In most cases, the samples taken on a cruise must be further processed directly on the research vessel. Here, water samples are filtered to obtain the biomass.
Sampling on a research vessel
Phylogenetic trees are used to classify taxonomically unknown fungal species and to identify and explore evolutionary developments within fungi.
A rosette of Niskin bottles (water sampler) can be used to take numerous water samples at once from clearly defined depths in the ocean. A CTD instrument is incorporated into the rosette that measures salinity, pressure, and temperature at the sample depth.
Network analyses are statistical analyses that help identify and display possible interactions and symbiotic networks in microbial communities.
Yeast cells stained with fluorescent dye
Direct staining of the fungi in the environmental sample is of great importance, as this gains knowledge about their morphological appearance, biomass and interactions partners.

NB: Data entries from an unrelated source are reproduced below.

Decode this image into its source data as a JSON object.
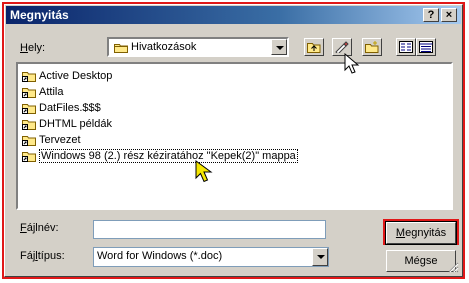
{
  "window": {
    "title": "Megnyitás",
    "help_btn": "?",
    "close_btn": "×"
  },
  "location": {
    "label_prefix": "",
    "label_underlined": "H",
    "label_rest": "ely:",
    "value": "Hivatkozások"
  },
  "files": [
    {
      "name": "Active Desktop",
      "selected": false
    },
    {
      "name": "Attila",
      "selected": false
    },
    {
      "name": "DatFiles.$$$",
      "selected": false
    },
    {
      "name": "DHTML példák",
      "selected": false
    },
    {
      "name": "Tervezet",
      "selected": false
    },
    {
      "name": "Windows 98 (2.) rész kéziratához \"Kepek(2)\" mappa",
      "selected": true
    }
  ],
  "filename": {
    "label_prefix": "",
    "label_underlined": "F",
    "label_rest": "ájlnév:",
    "value": ""
  },
  "filetype": {
    "label_prefix": "Fáj",
    "label_underlined": "l",
    "label_rest": "típus:",
    "value": "Word for Windows (*.doc)"
  },
  "buttons": {
    "open_underlined": "M",
    "open_rest": "egnyitás",
    "cancel": "Mégse"
  },
  "colors": {
    "highlight_border": "#e01818",
    "title_start": "#0a246a",
    "cursor_yellow": "#f5e600"
  }
}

Marine fungal culture
The photo shows a fungus that was isolated from oceanic surface water.
Isolation of fungi out of environmental samples allows to study fungal biology in more detail such as substrate-dependent growth or interactions with other organisms.
The oceans play critical roles in supporting human well-being and nutrition, e.g. more than 3.5 billion people depend on the ocean as their primary food source; oceans contribute to the Earth’s habitability by regulating the global climate and acting as global CO2 sink.
One reason for these oceanic services is the marine biological carbon pump: in simple terms, the carbon pump is the uptake of atmospheric carbon through photosynthesis and its subsequent formation into living organic matter passed on and distributed to all layers of the ocean.
Fish and humans are at the very end of the resulting food chain. The continuous flow of nutrients and organic matter in the biological carbon pump is based on the interaction of diverse organism groups. The first step of carbon fixation is mainly performed by phytoplankton while any further processing is done by microorganisms.
Surprisingly, marine fungi have so far been overlooked in the processes of the marine biological carbon pump although they are globally present in the oceans. Fungi possess unique features allowing to access diverse carbon sources and to establish manifold interactions. For example, parasitic fungi have the potential to breakdown phytoplankton blooms which essentially affects the rest of the carbon pump as shown for freshwater systems.
Under the scenario of climate change it is even more important to know all key players, their interactions and the resulting dynamic on the marine biological carbon pump. The focus of our research group is thus on the diversity and occurrence of marine fungi in surface water and their functional role within the marine carbon cycle.